PROBLEM STATEMENT: The whole listing needs retyping exactly; keep the pictures out of it.

INPUT MATERIAL:
____
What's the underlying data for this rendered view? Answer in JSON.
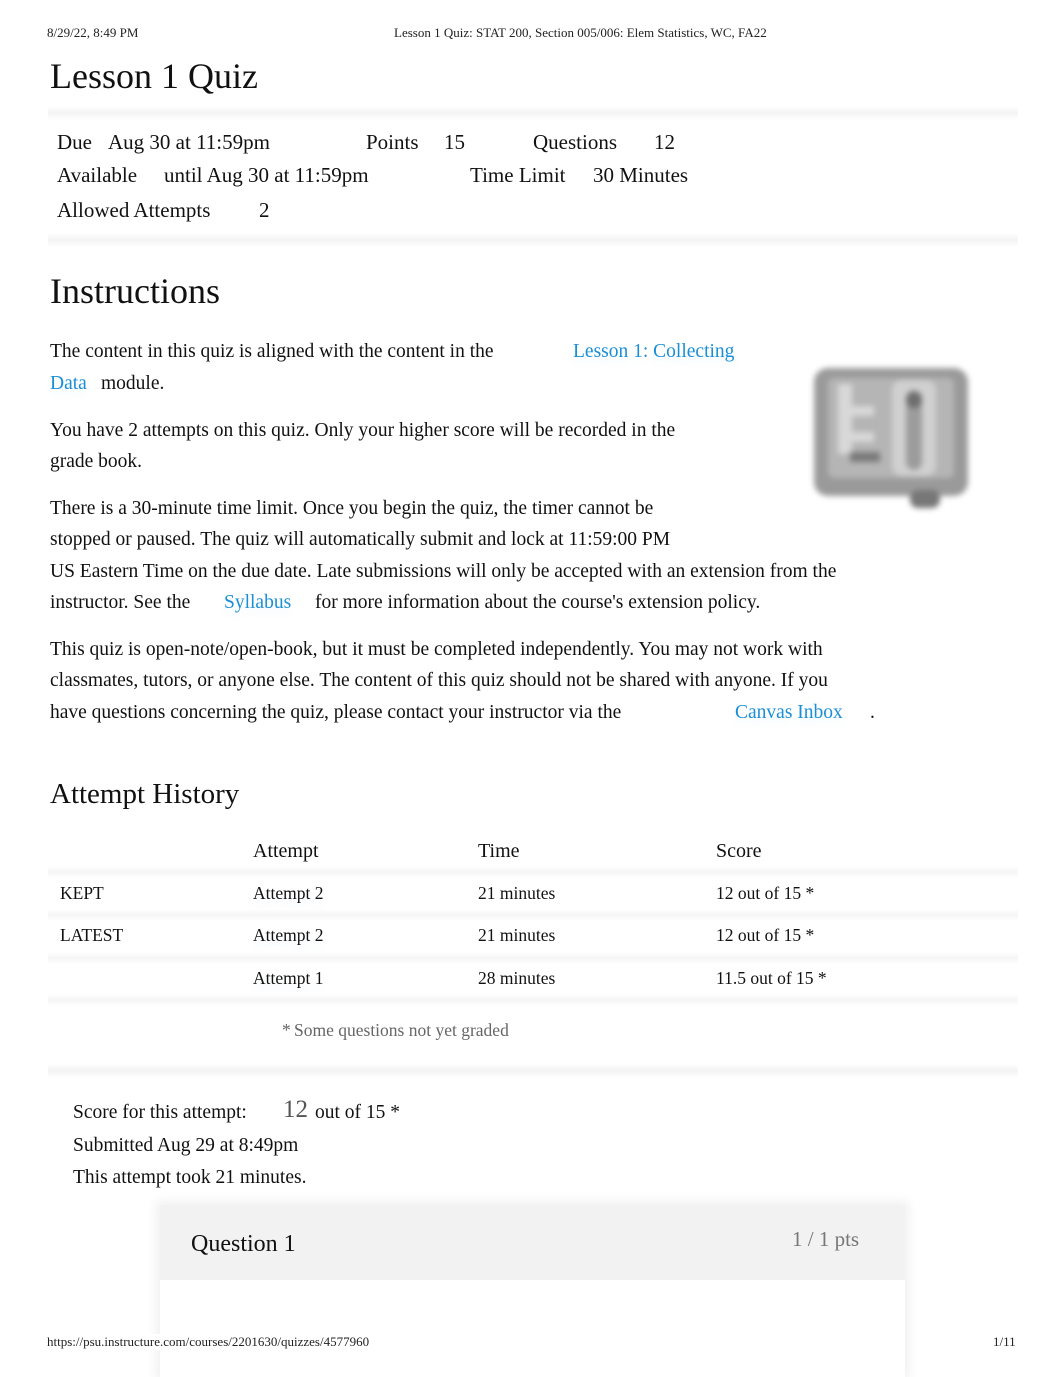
{
  "print_header": {
    "datetime": "8/29/22, 8:49 PM",
    "page_title": "Lesson 1 Quiz: STAT 200, Section 005/006: Elem Statistics, WC, FA22"
  },
  "quiz": {
    "title": "Lesson 1 Quiz",
    "details": {
      "due_label": "Due",
      "due_value": "Aug 30 at 11:59pm",
      "points_label": "Points",
      "points_value": "15",
      "questions_label": "Questions",
      "questions_value": "12",
      "available_label": "Available",
      "available_value": "until Aug 30 at 11:59pm",
      "time_limit_label": "Time Limit",
      "time_limit_value": "30 Minutes",
      "attempts_label": "Allowed Attempts",
      "attempts_value": "2"
    }
  },
  "instructions": {
    "heading": "Instructions",
    "p1_before": "The content in this quiz is aligned with the content in the",
    "p1_link_line1": "Lesson 1: Collecting",
    "p1_link_line2": "Data",
    "p1_after": "module.",
    "p2_line1": "You have 2 attempts on this quiz. Only your higher score will be recorded in the",
    "p2_line2": "grade book.",
    "p3_line1": "There is a 30-minute time limit. Once you begin the quiz, the timer cannot be",
    "p3_line2": "stopped or paused. The quiz will automatically submit and lock at 11:59:00 PM",
    "p3_line3": "US Eastern Time on the due date. Late submissions will only be accepted with an extension from the",
    "p3_line4_before": "instructor. See the",
    "p3_link": "Syllabus",
    "p3_line4_after": "for more information about the course's extension policy.",
    "p4_line1": "This quiz is open-note/open-book, but it must be completed independently. You may not work with",
    "p4_line2": "classmates, tutors, or anyone else. The content of this quiz should not be shared with anyone. If you",
    "p4_line3_before": "have questions concerning the quiz, please contact your instructor via the",
    "p4_link": "Canvas Inbox",
    "p4_line3_after": ".",
    "image_icon": "book-icon"
  },
  "attempt_history": {
    "heading": "Attempt History",
    "columns": [
      "",
      "Attempt",
      "Time",
      "Score"
    ],
    "rows": [
      {
        "status": "KEPT",
        "attempt": "Attempt 2",
        "time": "21 minutes",
        "score": "12 out of 15 *"
      },
      {
        "status": "LATEST",
        "attempt": "Attempt 2",
        "time": "21 minutes",
        "score": "12 out of 15 *"
      },
      {
        "status": "",
        "attempt": "Attempt 1",
        "time": "28 minutes",
        "score": "11.5 out of 15 *"
      }
    ],
    "footnote_mark": "*",
    "footnote": "Some questions not yet graded"
  },
  "attempt_summary": {
    "score_label": "Score for this attempt:",
    "score_value": "12",
    "score_suffix": "out of 15 *",
    "submitted": "Submitted Aug 29 at 8:49pm",
    "duration": "This attempt took 21 minutes."
  },
  "question": {
    "name": "Question 1",
    "points": "1 / 1 pts"
  },
  "print_footer": {
    "url": "https://psu.instructure.com/courses/2201630/quizzes/4577960",
    "page": "1/11"
  }
}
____
OUTPUT FOR THIS EXERCISE:
What's the underlying data for this rendered view? Answer in JSON.
{
  "print_header": {
    "datetime": "8/29/22, 8:49 PM",
    "page_title": "Lesson 1 Quiz: STAT 200, Section 005/006: Elem Statistics, WC, FA22"
  },
  "quiz": {
    "title": "Lesson 1 Quiz",
    "details": {
      "due_label": "Due",
      "due_value": "Aug 30 at 11:59pm",
      "points_label": "Points",
      "points_value": "15",
      "questions_label": "Questions",
      "questions_value": "12",
      "available_label": "Available",
      "available_value": "until Aug 30 at 11:59pm",
      "time_limit_label": "Time Limit",
      "time_limit_value": "30 Minutes",
      "attempts_label": "Allowed Attempts",
      "attempts_value": "2"
    }
  },
  "instructions": {
    "heading": "Instructions",
    "p1_before": "The content in this quiz is aligned with the content in the",
    "p1_link_line1": "Lesson 1: Collecting",
    "p1_link_line2": "Data",
    "p1_after": "module.",
    "p2_line1": "You have 2 attempts on this quiz. Only your higher score will be recorded in the",
    "p2_line2": "grade book.",
    "p3_line1": "There is a 30-minute time limit. Once you begin the quiz, the timer cannot be",
    "p3_line2": "stopped or paused. The quiz will automatically submit and lock at 11:59:00 PM",
    "p3_line3": "US Eastern Time on the due date. Late submissions will only be accepted with an extension from the",
    "p3_line4_before": "instructor. See the",
    "p3_link": "Syllabus",
    "p3_line4_after": "for more information about the course's extension policy.",
    "p4_line1": "This quiz is open-note/open-book, but it must be completed independently. You may not work with",
    "p4_line2": "classmates, tutors, or anyone else. The content of this quiz should not be shared with anyone. If you",
    "p4_line3_before": "have questions concerning the quiz, please contact your instructor via the",
    "p4_link": "Canvas Inbox",
    "p4_line3_after": ".",
    "image_icon": "book-icon"
  },
  "attempt_history": {
    "heading": "Attempt History",
    "columns": [
      "",
      "Attempt",
      "Time",
      "Score"
    ],
    "rows": [
      {
        "status": "KEPT",
        "attempt": "Attempt 2",
        "time": "21 minutes",
        "score": "12 out of 15 *"
      },
      {
        "status": "LATEST",
        "attempt": "Attempt 2",
        "time": "21 minutes",
        "score": "12 out of 15 *"
      },
      {
        "status": "",
        "attempt": "Attempt 1",
        "time": "28 minutes",
        "score": "11.5 out of 15 *"
      }
    ],
    "footnote_mark": "*",
    "footnote": "Some questions not yet graded"
  },
  "attempt_summary": {
    "score_label": "Score for this attempt:",
    "score_value": "12",
    "score_suffix": "out of 15 *",
    "submitted": "Submitted Aug 29 at 8:49pm",
    "duration": "This attempt took 21 minutes."
  },
  "question": {
    "name": "Question 1",
    "points": "1 / 1 pts"
  },
  "print_footer": {
    "url": "https://psu.instructure.com/courses/2201630/quizzes/4577960",
    "page": "1/11"
  }
}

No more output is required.